* Article titles in AMA citation format should be in sentence-case

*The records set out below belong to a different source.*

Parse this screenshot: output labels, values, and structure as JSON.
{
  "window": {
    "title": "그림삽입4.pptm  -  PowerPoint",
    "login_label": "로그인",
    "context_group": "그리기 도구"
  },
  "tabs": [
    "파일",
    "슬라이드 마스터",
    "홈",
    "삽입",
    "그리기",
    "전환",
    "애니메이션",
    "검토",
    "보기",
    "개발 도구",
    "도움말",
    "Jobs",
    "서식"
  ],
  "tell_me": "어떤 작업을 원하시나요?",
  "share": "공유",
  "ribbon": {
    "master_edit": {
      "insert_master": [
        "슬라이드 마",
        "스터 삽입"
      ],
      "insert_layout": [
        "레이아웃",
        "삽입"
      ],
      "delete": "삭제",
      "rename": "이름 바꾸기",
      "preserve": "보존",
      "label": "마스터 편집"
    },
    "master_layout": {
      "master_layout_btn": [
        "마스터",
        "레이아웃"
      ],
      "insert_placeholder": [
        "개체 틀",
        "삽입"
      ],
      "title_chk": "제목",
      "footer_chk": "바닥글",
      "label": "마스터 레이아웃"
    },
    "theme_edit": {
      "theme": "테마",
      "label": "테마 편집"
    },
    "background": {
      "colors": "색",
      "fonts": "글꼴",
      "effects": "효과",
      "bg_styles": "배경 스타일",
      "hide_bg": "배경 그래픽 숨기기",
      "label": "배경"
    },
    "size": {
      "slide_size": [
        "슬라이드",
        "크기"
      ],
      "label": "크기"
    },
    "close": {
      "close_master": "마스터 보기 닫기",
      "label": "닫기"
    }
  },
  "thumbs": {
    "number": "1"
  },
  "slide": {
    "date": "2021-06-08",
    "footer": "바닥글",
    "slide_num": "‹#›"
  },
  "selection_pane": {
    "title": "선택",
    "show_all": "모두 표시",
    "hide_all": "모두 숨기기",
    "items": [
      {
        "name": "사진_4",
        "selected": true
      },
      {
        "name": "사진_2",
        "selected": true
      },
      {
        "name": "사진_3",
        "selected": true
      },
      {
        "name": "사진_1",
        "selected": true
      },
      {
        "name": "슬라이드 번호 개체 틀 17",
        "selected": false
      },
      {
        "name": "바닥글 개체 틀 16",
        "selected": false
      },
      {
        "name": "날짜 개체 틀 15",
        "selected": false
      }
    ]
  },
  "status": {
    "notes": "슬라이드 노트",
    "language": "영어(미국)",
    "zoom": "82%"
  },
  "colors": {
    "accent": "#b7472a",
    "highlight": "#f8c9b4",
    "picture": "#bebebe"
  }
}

TY - JOUR T1 - Histamine-free diet: treatment of choice for histamine-induced food intolerance and supporting treatment for chronic headaches. AU - Wantke,F, AU - Götz,M, AU - Jarisch,R, PY - 1993/12/1/pubmed PY - 2000/6/24/medline PY - 1993/12/1/entrez SP - 982 EP - 5 JF - Clinical and experimental allergy : journal of the British Society for Allergy and Clinical Immunology JO - Clin. Exp. Allergy VL - 23 IS - 12 N2 - Histamine-induced food intolerance is not IgE-mediated. Skin-prick testing and specific IgE to food allergens are typically negative. Food rich in histamine or red wine may cause allergy-like symptoms such as sneezing, flush, skin itching, diarrhoea and even shortness of breath. The suspected reason is a diminished histamine degradation based on a deficiency of diamine oxidase. As diamine oxidase cannot be supplemented, a histamine-free diet was implemented to reduce histamine intake. Forty-five patients with a history of suffering from intolerance to food or wine (n = 17) and chronic headache (n = 28) were put on the diet over months to years. Fish, cheese, hard cured sausages, pickled cabbage and alcoholic beverages had to be avoided. Complaint intensity and drug-use per week prior to and 4 weeks after a histamine-free diet were compared. After 4 weeks on the diet 33/45 patients improved considerably (P < 0.01), eight of them had total remission. In 12/45 patients, however, no changes in symptoms were observed. Symptoms of food or wine intolerance significantly decreased (P < 0.02; treatment of choice), headaches decreased in frequency (P < 0.001), duration and intensity. After eating histamine-rich food symptoms were reproducible and could be eliminated by anti-histamines in most patients. These data indicate the role of histamine in food and wine intolerance and that histamine-rich food causes a worsening of symptoms in patients suffering from chronic headaches. Results obtained support the hypothesis of a deficiency of diamine oxidase in patients with intolerance to food or wine. SN - 0954-7894 UR - https://www.unboundmedicine.com/medline/citation/10779289/Histamine_free_diet:_treatment_of_choice_for_histamine_induced_food_intolerance_and_supporting_treatment_for_chronic_headaches_ L2 - https://onlinelibrary.wiley.com/resolve/openurl?genre=article&amp;sid=nlm:pubmed&amp;issn=0954-7894&amp;date=1993&amp;volume=23&amp;issue=12&amp;spage=982 DB - PRIME DP - Unbound Medicine ER -